— What you will do —
Copy each line of the entries beneath that contains the word "this".

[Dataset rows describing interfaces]
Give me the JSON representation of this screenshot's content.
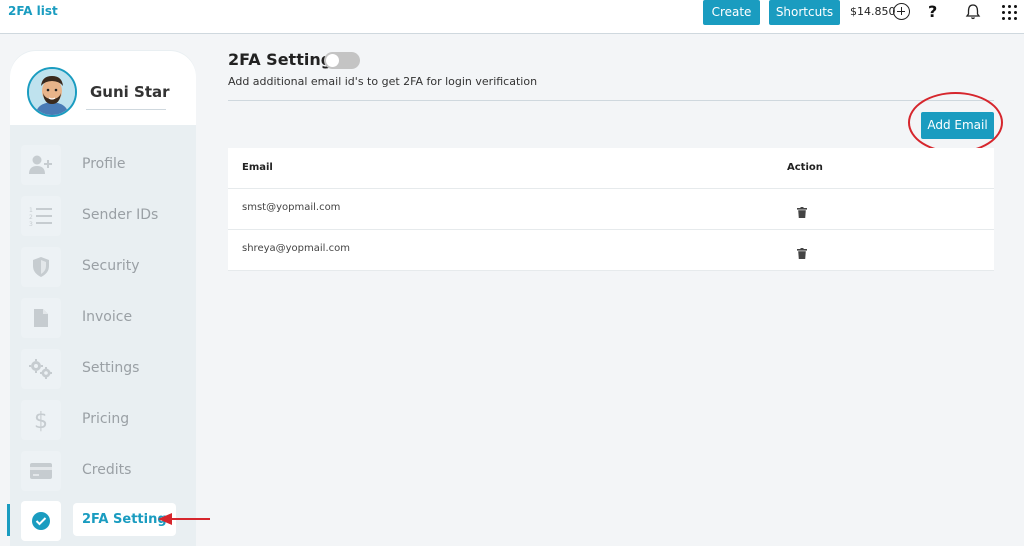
{
  "header": {
    "page_title": "2FA list",
    "create_label": "Create",
    "shortcuts_label": "Shortcuts",
    "balance": "$14.850",
    "help_label": "?",
    "accent_color": "#1a9cc0"
  },
  "sidebar": {
    "user_name": "Guni Star",
    "items": [
      {
        "label": "Profile",
        "icon": "add-user-icon"
      },
      {
        "label": "Sender IDs",
        "icon": "numbered-list-icon"
      },
      {
        "label": "Security",
        "icon": "shield-icon"
      },
      {
        "label": "Invoice",
        "icon": "document-icon"
      },
      {
        "label": "Settings",
        "icon": "gears-icon"
      },
      {
        "label": "Pricing",
        "icon": "dollar-icon"
      },
      {
        "label": "Credits",
        "icon": "credit-card-icon"
      },
      {
        "label": "2FA Setting",
        "icon": "check-circle-icon",
        "active": true
      }
    ]
  },
  "main": {
    "title": "2FA Setting",
    "toggle_on": false,
    "description": "Add additional email id's to get 2FA for login verification",
    "add_email_label": "Add Email",
    "table": {
      "columns": [
        "Email",
        "Action"
      ],
      "rows": [
        {
          "email": "smst@yopmail.com",
          "action_icon": "trash-icon"
        },
        {
          "email": "shreya@yopmail.com",
          "action_icon": "trash-icon"
        }
      ]
    }
  }
}
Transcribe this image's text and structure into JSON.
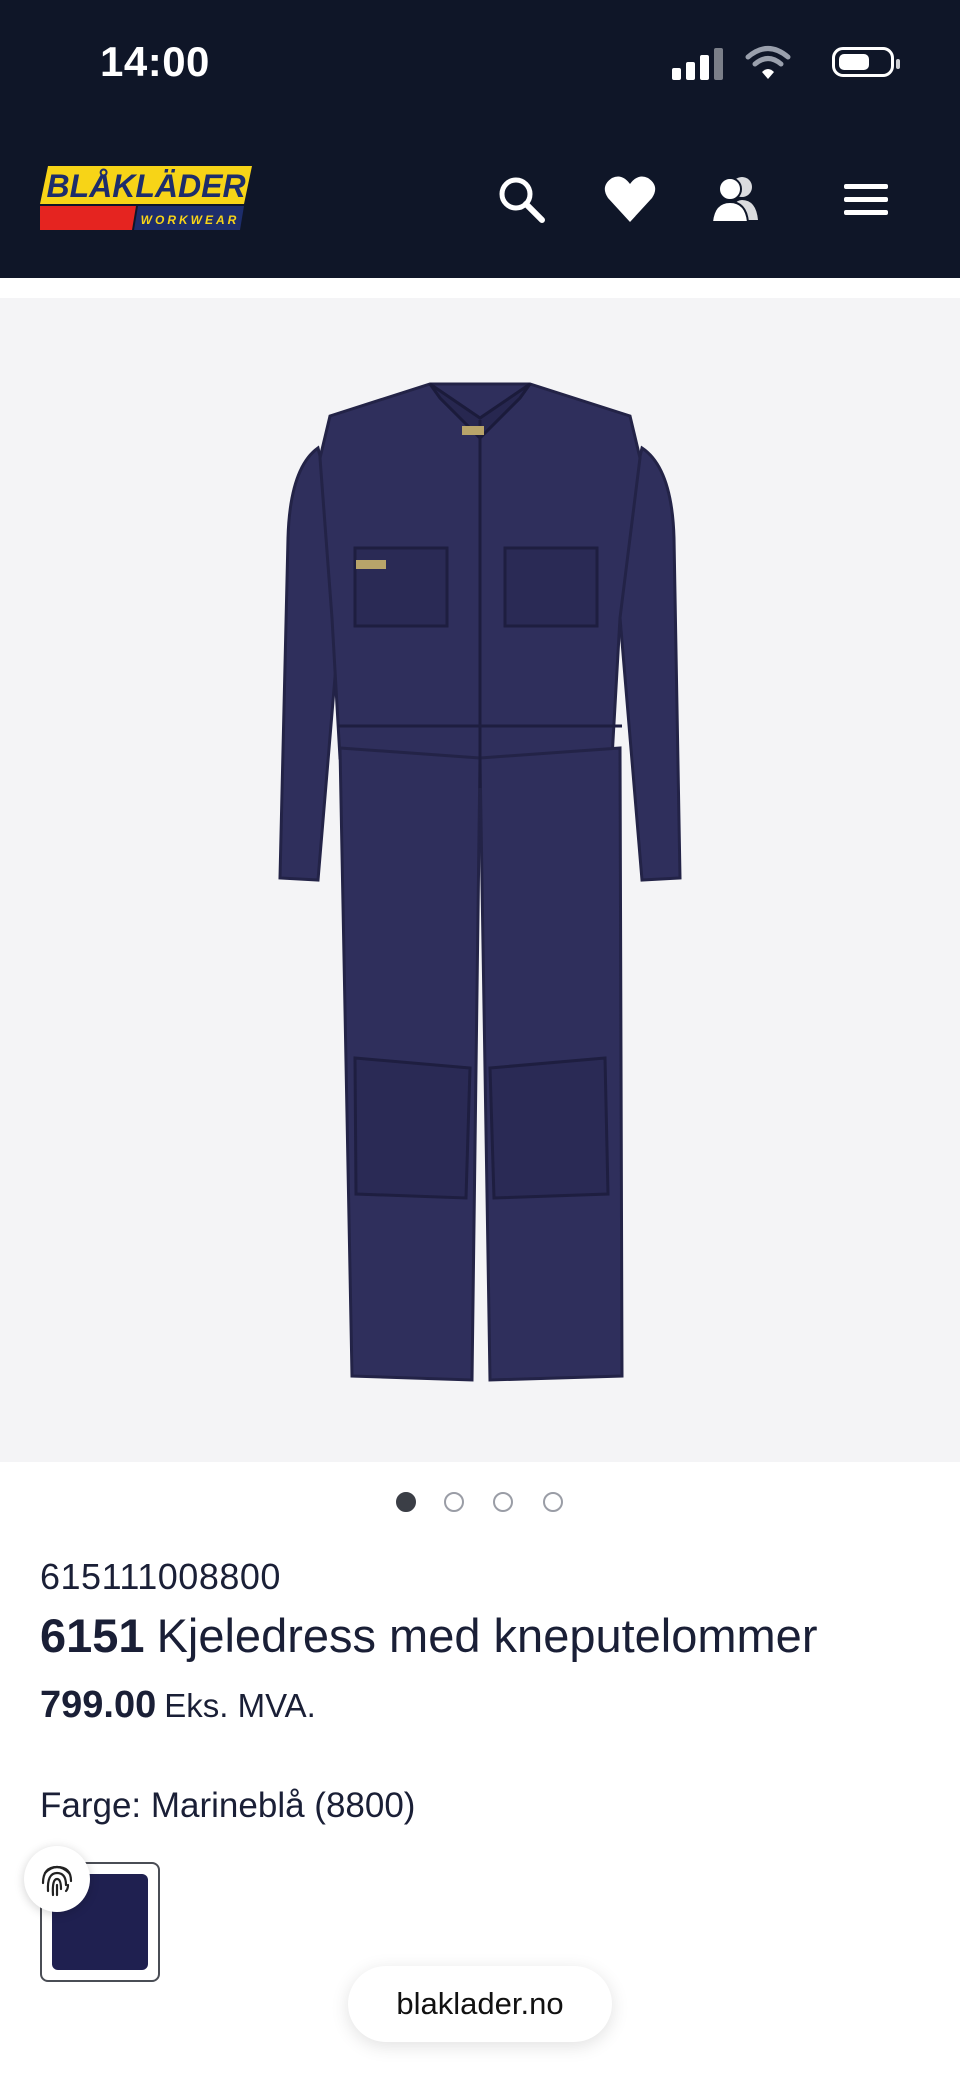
{
  "status_bar": {
    "time": "14:00"
  },
  "header": {
    "logo_text": "BLÅKLÄDER",
    "logo_subtext": "WORKWEAR",
    "icons": [
      "search-icon",
      "heart-icon",
      "account-icon",
      "menu-icon"
    ]
  },
  "gallery": {
    "image_count": 4,
    "active_index": 0,
    "garment_color": "#2f2f5c"
  },
  "product": {
    "sku": "615111008800",
    "model_number": "6151",
    "name": "Kjeledress med kneputelommer",
    "price": "799.00",
    "price_note": "Eks. MVA.",
    "color_label": "Farge: Marineblå (8800)",
    "swatch_color": "#1f2050"
  },
  "browser": {
    "url": "blaklader.no"
  }
}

— Result of the exercise —
Give me the JSON representation of this screenshot's content.
Transcribe this image's text and structure into JSON.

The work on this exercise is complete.